The bulk of the book is so sad–Esme’s experiences growing up, her empty life at the hospital, and what Iris learns about how all-too-common this plight was. I almost don’t want to think about the fact that things like this probably really happened to flighty daughters or mothers with PPD. As much as I like historical fiction, there are many advantages to our modern world. On the other hand, Iris’ part of the story feels unnecessary at times, an extra drama that detracts from the mood of the main threads. I also dislike when books have ambiguous or unresolved endings.

Overall, The Vanishing Act of Esme Lennox is well-written, but incredibly haunting rather than enjoyable. It’s one I see myself remembering instead of rereading. Even if this book goes to the sale pile, which it still might, I highly recommend it.

Published in: on November 12, 2012 at 3:53 pm  Leave a Comment  
Tags: ,

Nor Evil Dreams

I really wanted to like Nor Evil Dreams, by Rosemary Harris (this one, not the actress or current mystery author). I got it for a quarter several years ago at the Brookline Library sale shelves because it was advertised as “A Simon and Schuster Novel of Suspense” and I’ve always seen myself as a repository for old gothic and suspense books. In this case “old” means 1968 rather than historical.

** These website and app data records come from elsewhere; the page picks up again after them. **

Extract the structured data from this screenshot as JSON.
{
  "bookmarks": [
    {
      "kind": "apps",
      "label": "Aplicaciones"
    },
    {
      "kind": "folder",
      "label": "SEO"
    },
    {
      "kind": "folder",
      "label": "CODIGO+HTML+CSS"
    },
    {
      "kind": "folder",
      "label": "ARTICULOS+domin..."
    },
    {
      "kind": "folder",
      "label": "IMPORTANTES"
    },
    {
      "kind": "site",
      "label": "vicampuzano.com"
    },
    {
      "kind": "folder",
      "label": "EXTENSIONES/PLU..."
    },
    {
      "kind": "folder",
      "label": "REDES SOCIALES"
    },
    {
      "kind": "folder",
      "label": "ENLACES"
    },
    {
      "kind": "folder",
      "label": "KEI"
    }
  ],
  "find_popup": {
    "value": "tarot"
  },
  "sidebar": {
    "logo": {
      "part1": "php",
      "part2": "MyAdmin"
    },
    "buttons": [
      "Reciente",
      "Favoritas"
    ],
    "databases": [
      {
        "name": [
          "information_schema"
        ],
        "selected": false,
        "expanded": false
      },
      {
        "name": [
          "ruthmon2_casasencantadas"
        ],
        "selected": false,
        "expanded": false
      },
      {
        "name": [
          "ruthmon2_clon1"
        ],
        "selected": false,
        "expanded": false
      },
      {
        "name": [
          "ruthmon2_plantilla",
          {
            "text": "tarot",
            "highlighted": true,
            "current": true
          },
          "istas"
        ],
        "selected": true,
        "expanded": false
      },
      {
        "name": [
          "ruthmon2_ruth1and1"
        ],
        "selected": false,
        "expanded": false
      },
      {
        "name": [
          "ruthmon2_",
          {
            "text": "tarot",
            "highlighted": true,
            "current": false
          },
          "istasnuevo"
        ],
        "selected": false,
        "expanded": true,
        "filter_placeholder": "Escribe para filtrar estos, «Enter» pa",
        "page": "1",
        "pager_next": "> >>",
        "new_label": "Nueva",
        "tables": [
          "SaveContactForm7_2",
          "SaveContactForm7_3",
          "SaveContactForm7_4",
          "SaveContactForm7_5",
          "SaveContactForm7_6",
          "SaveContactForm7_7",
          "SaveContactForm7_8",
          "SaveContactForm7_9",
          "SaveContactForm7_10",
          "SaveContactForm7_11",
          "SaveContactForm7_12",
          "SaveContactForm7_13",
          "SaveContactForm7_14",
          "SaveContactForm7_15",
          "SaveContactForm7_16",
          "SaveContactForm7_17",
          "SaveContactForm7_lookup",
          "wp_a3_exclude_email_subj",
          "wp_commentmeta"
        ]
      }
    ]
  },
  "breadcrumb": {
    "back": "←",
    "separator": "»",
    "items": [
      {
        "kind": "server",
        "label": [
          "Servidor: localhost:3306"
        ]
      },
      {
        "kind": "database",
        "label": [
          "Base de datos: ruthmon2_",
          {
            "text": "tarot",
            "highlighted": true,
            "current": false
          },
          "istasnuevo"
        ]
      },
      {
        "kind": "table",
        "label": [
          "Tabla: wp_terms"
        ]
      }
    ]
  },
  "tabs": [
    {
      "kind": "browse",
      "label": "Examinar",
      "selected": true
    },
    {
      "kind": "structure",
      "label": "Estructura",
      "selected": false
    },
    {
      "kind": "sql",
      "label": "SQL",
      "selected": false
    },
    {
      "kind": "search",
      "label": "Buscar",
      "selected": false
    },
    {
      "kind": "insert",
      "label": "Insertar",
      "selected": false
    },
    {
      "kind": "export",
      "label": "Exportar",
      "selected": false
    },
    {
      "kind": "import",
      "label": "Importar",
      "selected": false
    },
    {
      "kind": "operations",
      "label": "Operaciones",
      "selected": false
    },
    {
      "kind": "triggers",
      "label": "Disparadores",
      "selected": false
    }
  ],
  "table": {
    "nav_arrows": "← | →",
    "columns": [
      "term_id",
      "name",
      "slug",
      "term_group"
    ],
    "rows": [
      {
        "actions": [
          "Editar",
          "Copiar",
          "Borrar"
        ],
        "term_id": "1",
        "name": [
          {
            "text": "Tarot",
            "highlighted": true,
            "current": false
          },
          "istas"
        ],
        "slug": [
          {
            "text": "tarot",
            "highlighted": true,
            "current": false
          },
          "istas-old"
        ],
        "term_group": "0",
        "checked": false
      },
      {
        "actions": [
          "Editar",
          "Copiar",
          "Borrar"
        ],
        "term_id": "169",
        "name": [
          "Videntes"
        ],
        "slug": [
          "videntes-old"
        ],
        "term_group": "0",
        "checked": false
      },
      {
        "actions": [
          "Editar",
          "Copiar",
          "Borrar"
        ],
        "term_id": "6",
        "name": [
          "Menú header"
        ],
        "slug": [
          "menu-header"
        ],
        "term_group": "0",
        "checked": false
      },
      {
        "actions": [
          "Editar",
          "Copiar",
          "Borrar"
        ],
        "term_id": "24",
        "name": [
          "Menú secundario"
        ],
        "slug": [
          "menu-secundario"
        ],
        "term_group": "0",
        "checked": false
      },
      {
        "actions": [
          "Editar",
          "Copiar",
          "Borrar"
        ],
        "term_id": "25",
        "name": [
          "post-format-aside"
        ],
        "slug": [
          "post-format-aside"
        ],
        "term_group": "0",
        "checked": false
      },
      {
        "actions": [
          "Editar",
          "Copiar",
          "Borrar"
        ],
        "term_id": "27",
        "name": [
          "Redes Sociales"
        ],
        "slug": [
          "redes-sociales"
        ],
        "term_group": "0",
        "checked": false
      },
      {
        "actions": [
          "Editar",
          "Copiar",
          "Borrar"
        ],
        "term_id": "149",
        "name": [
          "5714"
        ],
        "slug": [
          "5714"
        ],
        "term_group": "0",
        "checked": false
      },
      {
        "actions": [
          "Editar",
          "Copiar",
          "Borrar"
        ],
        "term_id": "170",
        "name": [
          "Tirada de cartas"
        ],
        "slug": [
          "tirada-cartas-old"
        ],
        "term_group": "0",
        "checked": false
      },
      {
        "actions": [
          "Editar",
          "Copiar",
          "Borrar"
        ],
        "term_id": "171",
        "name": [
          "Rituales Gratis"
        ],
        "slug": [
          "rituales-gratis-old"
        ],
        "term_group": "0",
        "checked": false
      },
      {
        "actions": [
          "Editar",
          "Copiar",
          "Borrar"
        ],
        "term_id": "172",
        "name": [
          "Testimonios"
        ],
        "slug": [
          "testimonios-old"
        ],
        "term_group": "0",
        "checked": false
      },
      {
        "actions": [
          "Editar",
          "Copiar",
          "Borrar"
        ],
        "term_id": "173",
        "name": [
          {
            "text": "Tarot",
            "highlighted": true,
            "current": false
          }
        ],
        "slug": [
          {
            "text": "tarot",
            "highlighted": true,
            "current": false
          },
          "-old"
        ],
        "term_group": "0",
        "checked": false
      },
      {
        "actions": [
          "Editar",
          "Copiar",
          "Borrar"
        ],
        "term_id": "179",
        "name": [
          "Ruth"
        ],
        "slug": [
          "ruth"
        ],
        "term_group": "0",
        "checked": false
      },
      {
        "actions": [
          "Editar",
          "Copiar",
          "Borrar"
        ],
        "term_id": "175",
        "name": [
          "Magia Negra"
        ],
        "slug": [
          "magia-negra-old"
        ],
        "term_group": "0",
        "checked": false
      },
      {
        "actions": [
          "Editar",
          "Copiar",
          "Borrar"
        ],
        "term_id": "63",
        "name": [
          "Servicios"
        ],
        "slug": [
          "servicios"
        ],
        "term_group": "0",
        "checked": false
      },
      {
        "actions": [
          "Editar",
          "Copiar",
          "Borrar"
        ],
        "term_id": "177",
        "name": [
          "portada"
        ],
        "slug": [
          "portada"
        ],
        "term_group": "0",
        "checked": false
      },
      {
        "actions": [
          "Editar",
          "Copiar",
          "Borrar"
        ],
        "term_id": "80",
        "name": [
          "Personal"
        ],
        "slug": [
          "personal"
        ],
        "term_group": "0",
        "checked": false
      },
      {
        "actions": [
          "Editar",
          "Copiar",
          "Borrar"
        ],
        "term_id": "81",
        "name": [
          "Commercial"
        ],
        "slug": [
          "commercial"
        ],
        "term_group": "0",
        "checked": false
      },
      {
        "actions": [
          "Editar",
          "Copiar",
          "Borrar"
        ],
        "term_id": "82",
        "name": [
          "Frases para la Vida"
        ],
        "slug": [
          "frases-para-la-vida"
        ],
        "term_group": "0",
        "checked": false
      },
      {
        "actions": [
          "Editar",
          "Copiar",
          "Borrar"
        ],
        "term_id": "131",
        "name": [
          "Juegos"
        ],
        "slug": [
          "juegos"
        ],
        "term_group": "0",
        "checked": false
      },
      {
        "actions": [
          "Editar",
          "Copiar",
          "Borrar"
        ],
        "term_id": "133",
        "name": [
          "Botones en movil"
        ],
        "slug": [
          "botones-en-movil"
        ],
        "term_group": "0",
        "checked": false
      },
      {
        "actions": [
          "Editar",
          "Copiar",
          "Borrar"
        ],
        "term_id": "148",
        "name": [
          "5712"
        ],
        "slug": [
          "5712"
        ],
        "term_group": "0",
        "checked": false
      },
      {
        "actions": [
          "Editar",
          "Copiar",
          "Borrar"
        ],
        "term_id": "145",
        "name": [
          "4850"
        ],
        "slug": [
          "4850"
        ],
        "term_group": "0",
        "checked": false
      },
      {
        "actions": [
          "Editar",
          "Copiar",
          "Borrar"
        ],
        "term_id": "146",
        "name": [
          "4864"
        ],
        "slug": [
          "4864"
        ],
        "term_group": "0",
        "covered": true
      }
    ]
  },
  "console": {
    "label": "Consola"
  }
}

nor evil dreamsPrudence Brenning and her housemate Victoria are teachers at a private school in London. Though Prue is a new hire, she has heard about the anti-Semitism that happened a year or two before. Now, however, it seems to be flaring up again. Then the local temple burns down, killing the rabbi’s son. To make matters worse, Prue accidentally left her recorder for recitations on in the library common room and taped a conversation implying that the fire was intentional. Unsure of what to do, she takes the tape to history teacher and Holocaust survivor Mark Bronov.

Prue is already half in love with Mark, despite the age difference and his reclusive nature. At her urging, he tells her about his experiences in the concentration camp and his power struggle with a sadistic German officer, who escaped when the Allied forces arrived. It is this officer, Max, who may be the man mentioned in the tape, come back to hunt him down.

Mark insists on a lot of secrecy, but someone still seems to be after Prue; one day, when home sick from school and sleeping, she is almost strangled. Eventually she and Mark are quietly married and she moves in with him, which brings its own set of problems. The suddenness of the affair drives a wedge between Prue and Victoria. Mark has recently brought his orphaned nephew Janni back from abroad, a surly teenager whom Prue believes hangs out with an anti-Semitic crowd. A strange old man is hanging out around the house. Something is wrong that Prue can’t quite put her finger on.

And then!


So. Turns out that Mark is actually Max, the Nazi officer who took the identity of one of the prisoners in order to escape without punishment. He and his friends were responsible for the temple fire. He killed the old man, the real Bronov, for fear he would be revealed. But he loves Prue and is changing his ways, really. And Prue, still loving him despite her horror at his murdering ways, is thisclose to running off with him to South America like he asks, so she shoots and kills him. And serves a short prison sentence because she believes herself guilty. And plans to bring up the child she carries alone to try to make amends for both herself and Mark/Max.


It’s probably very telling that I had to start another book very soon after finishing this one, that it showed up briefly in my dreams that night, and that I’m shuddering now even writing about it. I’m not sure why it affected me so strongly. I was trying to tell my mom about it, and she said it sounded like it was very well-plotted. It is! It’s just rubbing me the wrong way.

The stubborn part of me is still having trouble putting the book in the sale pile, especially since I still have one other by her (The Double Snare). And I guess I’ll read it at some point. But it concerns amnesia and maybe a slight political subplot, and I think there are lots of other books that I would like to read first.

Has a book ever affected you in a negative way. more than just dislike?

Published in: on November 5, 2012 at 3:12 pm  Leave a Comment  
Tags: ,